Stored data
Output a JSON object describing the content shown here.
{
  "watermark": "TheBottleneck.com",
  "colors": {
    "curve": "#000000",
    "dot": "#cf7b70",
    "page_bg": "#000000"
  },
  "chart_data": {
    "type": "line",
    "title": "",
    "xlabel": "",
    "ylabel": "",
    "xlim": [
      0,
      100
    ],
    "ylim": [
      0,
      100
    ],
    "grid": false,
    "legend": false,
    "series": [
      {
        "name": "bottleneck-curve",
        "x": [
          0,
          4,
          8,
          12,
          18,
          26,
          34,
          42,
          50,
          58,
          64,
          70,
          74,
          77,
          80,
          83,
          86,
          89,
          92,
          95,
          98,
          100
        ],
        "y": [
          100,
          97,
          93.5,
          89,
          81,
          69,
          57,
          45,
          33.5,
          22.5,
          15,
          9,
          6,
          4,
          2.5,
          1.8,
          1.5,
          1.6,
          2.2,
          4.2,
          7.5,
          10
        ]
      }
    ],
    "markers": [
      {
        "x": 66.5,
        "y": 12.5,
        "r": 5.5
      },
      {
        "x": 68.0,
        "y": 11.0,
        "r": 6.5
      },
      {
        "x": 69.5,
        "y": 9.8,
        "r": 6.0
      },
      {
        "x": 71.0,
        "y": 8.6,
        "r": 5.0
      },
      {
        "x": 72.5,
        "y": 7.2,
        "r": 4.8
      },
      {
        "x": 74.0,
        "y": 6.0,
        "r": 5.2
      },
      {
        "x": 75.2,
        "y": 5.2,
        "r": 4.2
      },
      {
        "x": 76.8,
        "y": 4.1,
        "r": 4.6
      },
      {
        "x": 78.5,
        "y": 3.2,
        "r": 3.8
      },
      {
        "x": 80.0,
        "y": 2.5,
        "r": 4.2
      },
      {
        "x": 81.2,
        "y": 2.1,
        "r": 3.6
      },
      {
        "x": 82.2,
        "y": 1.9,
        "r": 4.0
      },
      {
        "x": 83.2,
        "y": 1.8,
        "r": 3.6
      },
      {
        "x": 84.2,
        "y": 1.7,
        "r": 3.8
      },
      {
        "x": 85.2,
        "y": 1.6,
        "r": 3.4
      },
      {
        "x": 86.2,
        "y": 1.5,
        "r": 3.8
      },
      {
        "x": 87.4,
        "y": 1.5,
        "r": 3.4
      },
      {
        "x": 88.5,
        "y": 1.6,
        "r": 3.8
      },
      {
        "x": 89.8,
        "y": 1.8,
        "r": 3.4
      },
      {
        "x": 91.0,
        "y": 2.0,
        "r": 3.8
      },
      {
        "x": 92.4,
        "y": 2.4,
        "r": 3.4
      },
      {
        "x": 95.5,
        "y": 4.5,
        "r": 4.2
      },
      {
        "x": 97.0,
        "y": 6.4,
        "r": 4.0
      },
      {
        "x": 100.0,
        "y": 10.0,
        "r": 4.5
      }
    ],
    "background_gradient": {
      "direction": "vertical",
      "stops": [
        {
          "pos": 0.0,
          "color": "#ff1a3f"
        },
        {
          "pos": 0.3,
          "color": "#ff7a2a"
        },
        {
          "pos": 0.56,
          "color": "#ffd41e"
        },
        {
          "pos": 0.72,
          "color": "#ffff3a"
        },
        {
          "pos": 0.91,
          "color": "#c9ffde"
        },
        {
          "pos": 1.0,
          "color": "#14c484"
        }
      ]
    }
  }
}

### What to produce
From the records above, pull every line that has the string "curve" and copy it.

### Solution for this problem
    "curve": "#000000",
        "name": "bottleneck-curve",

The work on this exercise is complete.